> **TASK ITEM**:
In the listing below, identify each line with the word "pages" and return those lines.
________________________
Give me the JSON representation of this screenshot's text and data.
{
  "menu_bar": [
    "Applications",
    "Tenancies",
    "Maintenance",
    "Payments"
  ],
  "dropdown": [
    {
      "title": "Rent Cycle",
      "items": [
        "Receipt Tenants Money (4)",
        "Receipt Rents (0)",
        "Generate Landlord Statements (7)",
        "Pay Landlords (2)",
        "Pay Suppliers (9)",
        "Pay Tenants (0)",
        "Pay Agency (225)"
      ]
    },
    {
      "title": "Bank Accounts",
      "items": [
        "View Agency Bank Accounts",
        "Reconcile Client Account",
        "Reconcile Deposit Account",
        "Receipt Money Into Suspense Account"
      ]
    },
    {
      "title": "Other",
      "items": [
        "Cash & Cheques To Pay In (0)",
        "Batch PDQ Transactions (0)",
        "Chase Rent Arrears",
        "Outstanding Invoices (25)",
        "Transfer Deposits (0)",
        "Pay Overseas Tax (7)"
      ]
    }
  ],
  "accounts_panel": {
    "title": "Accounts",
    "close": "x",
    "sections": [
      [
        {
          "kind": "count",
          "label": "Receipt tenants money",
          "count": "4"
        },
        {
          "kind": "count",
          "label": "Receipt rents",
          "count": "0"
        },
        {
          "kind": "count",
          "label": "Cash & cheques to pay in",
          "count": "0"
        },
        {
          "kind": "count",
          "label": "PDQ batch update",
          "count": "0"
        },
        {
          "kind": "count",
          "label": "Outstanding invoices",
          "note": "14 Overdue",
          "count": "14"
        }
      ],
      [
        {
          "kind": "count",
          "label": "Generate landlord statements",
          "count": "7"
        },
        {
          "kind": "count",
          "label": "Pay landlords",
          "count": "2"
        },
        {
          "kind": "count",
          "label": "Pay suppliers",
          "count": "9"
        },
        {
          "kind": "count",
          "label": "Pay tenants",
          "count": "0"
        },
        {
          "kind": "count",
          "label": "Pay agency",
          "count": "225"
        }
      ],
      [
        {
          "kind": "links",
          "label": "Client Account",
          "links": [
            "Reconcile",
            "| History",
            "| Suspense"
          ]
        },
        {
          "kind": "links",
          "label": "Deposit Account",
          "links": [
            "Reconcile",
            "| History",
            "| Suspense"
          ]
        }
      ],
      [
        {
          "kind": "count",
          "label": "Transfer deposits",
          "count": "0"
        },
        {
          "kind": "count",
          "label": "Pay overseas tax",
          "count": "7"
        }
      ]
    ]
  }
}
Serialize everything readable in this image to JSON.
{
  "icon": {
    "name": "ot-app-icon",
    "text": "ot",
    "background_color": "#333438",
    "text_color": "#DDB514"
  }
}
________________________
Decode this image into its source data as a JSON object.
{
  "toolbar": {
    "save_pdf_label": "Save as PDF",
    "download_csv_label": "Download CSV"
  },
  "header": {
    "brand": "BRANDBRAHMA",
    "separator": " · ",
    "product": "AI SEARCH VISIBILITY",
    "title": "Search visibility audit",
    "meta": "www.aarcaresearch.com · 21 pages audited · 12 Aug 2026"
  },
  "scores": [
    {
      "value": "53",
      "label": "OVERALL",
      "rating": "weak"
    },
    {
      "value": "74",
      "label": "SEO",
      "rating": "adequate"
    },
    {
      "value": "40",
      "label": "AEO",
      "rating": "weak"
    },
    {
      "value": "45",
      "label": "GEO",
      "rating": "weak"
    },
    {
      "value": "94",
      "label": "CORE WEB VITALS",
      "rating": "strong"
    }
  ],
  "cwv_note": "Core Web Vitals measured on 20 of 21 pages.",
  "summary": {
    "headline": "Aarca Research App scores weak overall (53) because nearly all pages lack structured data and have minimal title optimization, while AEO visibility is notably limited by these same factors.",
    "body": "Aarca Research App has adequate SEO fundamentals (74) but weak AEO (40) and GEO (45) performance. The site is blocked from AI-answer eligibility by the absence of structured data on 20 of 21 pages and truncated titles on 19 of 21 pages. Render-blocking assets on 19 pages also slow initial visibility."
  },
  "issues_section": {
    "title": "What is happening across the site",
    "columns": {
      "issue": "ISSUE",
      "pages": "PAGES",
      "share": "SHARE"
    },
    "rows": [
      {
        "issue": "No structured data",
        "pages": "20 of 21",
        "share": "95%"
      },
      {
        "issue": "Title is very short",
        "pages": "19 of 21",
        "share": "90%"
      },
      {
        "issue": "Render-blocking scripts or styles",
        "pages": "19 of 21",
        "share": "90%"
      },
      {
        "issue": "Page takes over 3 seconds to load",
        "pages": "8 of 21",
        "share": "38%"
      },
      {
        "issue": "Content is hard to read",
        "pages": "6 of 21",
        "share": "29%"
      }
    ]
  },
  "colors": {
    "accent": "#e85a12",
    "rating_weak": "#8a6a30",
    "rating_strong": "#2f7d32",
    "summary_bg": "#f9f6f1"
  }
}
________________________
> **RESPONSE BELOW**:
    "meta": "www.aarcaresearch.com · 21 pages audited · 12 Aug 2026"
  "cwv_note": "Core Web Vitals measured on 20 of 21 pages.",
    "headline": "Aarca Research App scores weak overall (53) because nearly all pages lack structured data and have minimal title optimization, while AEO visibility is notably limited by these same factors.",
    "body": "Aarca Research App has adequate SEO fundamentals (74) but weak AEO (40) and GEO (45) performance. The site is blocked from AI-answer eligibility by the absence of structured data on 20 of 21 pages and truncated titles on 19 of 21 pages. Render-blocking assets on 19 pages also slow initial visibility."
      "pages": "PAGES",
        "pages": "20 of 21",
        "pages": "19 of 21",
        "pages": "19 of 21",
        "pages": "8 of 21",
        "pages": "6 of 21",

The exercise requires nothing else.